AIM OF THE TASK: Below are records. Find each line in them that holds the word "Jumping" and copy it.
==================================================
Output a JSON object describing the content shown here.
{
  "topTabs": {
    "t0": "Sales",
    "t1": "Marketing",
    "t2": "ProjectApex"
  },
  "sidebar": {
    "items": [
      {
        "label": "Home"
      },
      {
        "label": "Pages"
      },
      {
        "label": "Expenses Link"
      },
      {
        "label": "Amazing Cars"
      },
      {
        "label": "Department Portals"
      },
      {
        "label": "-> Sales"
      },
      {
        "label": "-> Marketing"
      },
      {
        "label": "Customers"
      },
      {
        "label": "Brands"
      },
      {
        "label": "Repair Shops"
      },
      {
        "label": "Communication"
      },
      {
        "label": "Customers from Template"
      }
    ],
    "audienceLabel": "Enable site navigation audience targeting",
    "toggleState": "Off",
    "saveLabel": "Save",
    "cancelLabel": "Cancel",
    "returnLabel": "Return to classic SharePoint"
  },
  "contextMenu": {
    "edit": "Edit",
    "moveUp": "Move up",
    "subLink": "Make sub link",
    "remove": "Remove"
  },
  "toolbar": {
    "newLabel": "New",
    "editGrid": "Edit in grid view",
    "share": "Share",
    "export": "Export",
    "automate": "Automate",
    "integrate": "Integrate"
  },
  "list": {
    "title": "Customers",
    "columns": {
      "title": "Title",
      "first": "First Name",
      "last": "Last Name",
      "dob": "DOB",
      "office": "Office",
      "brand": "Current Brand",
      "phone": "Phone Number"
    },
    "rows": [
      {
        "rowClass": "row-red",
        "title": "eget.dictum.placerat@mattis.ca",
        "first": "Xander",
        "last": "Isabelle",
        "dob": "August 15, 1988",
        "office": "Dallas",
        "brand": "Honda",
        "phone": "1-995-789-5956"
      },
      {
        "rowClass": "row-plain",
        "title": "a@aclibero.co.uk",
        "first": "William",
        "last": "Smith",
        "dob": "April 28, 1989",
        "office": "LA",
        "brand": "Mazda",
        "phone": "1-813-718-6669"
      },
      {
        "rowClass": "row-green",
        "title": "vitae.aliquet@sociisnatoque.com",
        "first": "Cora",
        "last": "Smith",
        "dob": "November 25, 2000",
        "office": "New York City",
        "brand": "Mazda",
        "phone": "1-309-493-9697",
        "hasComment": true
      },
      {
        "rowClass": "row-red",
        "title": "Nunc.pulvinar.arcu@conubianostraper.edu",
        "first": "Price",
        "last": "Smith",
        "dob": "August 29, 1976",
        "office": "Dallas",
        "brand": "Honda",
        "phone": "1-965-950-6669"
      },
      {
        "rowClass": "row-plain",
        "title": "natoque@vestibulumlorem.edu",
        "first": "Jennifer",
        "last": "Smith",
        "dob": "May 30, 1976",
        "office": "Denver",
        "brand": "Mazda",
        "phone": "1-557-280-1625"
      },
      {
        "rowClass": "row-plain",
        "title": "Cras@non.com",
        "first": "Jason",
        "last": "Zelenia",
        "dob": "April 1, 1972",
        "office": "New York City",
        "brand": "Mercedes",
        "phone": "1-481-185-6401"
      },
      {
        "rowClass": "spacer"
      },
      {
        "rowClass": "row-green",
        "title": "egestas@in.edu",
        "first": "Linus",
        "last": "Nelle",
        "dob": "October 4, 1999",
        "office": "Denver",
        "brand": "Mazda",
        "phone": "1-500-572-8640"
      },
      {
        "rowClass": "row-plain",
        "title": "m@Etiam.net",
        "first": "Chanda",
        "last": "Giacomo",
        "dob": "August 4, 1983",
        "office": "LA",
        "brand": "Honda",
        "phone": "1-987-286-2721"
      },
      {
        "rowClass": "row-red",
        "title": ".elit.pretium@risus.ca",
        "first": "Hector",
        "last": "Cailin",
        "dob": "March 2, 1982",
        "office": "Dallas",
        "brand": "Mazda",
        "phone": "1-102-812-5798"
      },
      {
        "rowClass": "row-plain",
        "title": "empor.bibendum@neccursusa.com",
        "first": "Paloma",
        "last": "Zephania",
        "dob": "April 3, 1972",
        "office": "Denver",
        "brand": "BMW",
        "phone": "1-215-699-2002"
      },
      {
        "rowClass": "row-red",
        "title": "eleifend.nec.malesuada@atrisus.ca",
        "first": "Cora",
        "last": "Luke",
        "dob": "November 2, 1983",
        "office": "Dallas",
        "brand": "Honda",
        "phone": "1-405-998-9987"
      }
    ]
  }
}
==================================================
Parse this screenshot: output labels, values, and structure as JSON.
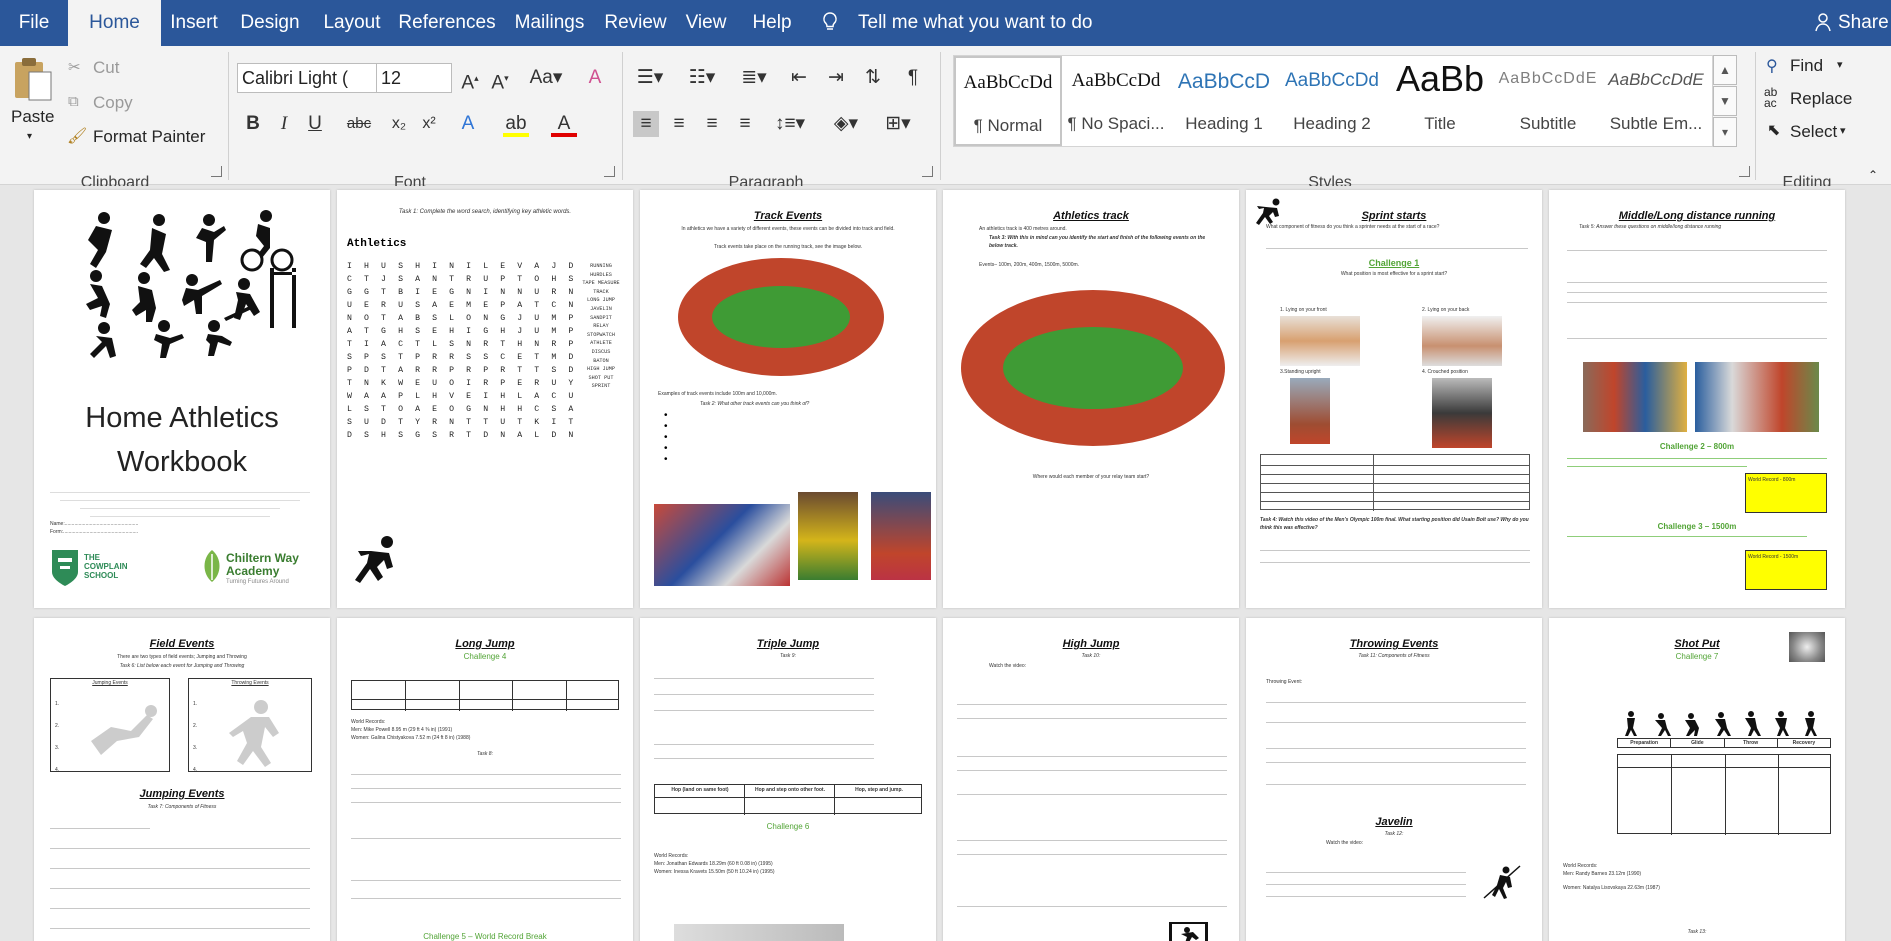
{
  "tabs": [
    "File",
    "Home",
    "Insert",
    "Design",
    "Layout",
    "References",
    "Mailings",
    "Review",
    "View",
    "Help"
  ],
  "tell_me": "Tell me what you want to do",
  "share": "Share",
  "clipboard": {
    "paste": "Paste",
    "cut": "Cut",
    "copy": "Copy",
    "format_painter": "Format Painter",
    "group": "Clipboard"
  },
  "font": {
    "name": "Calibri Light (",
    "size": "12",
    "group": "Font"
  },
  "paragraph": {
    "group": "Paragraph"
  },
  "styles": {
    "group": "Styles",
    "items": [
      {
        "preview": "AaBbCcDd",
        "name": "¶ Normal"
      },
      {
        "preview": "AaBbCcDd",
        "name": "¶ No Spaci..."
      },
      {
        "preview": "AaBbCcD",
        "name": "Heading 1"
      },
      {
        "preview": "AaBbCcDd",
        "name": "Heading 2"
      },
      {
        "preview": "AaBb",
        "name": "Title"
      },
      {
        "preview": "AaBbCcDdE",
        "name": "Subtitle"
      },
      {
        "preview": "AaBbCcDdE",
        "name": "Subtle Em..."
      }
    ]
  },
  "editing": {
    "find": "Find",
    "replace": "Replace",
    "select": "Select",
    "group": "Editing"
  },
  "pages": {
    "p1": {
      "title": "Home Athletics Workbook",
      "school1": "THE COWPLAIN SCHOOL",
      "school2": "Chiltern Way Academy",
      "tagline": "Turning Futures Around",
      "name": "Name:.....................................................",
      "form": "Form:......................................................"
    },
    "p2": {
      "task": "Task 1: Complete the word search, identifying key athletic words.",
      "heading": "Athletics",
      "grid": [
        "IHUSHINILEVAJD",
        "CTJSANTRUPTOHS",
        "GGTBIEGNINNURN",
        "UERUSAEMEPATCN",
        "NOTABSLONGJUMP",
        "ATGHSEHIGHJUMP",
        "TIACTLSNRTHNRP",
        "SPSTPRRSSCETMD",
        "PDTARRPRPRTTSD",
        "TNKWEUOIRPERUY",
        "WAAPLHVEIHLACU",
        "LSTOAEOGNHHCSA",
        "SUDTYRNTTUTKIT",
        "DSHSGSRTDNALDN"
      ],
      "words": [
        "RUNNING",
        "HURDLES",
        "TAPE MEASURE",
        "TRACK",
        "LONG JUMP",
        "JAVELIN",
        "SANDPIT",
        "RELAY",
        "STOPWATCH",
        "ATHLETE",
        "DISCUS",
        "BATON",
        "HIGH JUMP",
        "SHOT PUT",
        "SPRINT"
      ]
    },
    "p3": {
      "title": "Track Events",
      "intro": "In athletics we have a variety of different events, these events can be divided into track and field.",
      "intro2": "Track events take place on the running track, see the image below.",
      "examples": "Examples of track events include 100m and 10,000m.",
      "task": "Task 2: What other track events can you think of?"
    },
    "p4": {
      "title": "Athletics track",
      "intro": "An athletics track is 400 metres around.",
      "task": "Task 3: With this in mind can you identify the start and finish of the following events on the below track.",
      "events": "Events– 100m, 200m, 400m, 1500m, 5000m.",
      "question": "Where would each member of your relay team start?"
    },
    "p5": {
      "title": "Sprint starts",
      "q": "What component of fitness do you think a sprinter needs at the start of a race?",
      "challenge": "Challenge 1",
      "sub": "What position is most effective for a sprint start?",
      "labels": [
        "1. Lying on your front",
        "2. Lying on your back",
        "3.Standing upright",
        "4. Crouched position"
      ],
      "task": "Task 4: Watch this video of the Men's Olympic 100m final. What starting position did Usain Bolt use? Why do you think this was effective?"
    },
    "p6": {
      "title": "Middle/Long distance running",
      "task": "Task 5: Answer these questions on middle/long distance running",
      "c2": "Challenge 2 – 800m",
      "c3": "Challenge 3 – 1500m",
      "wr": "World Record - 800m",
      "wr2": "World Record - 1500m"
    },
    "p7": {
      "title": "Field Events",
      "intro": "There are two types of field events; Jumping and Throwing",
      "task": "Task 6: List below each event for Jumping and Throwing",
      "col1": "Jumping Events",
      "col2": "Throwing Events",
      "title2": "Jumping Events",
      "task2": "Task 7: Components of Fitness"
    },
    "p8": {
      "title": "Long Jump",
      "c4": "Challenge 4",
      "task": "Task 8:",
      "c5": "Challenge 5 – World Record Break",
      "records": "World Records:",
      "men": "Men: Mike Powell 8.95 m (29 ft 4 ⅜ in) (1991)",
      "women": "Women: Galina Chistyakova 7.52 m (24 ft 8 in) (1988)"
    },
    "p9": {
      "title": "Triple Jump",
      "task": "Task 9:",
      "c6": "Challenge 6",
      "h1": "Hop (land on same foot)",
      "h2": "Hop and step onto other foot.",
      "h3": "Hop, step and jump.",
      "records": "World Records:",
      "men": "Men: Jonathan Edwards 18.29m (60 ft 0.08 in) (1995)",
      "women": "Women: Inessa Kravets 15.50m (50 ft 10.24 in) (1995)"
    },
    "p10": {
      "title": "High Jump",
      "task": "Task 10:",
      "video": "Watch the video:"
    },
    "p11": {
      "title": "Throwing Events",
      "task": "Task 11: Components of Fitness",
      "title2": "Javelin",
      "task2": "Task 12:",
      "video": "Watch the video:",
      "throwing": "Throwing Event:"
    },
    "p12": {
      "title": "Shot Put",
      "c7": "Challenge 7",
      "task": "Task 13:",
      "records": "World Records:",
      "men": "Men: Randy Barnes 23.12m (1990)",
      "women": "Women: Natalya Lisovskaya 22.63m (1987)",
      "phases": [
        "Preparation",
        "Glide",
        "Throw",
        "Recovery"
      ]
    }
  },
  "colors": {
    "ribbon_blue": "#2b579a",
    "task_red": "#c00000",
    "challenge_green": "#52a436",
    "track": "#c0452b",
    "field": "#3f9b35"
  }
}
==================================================
OUTPUT:
      "intro": "There are two types of field events; Jumping and Throwing",
      "task": "Task 6: List below each event for Jumping and Throwing",
      "col1": "Jumping Events",
      "title2": "Jumping Events",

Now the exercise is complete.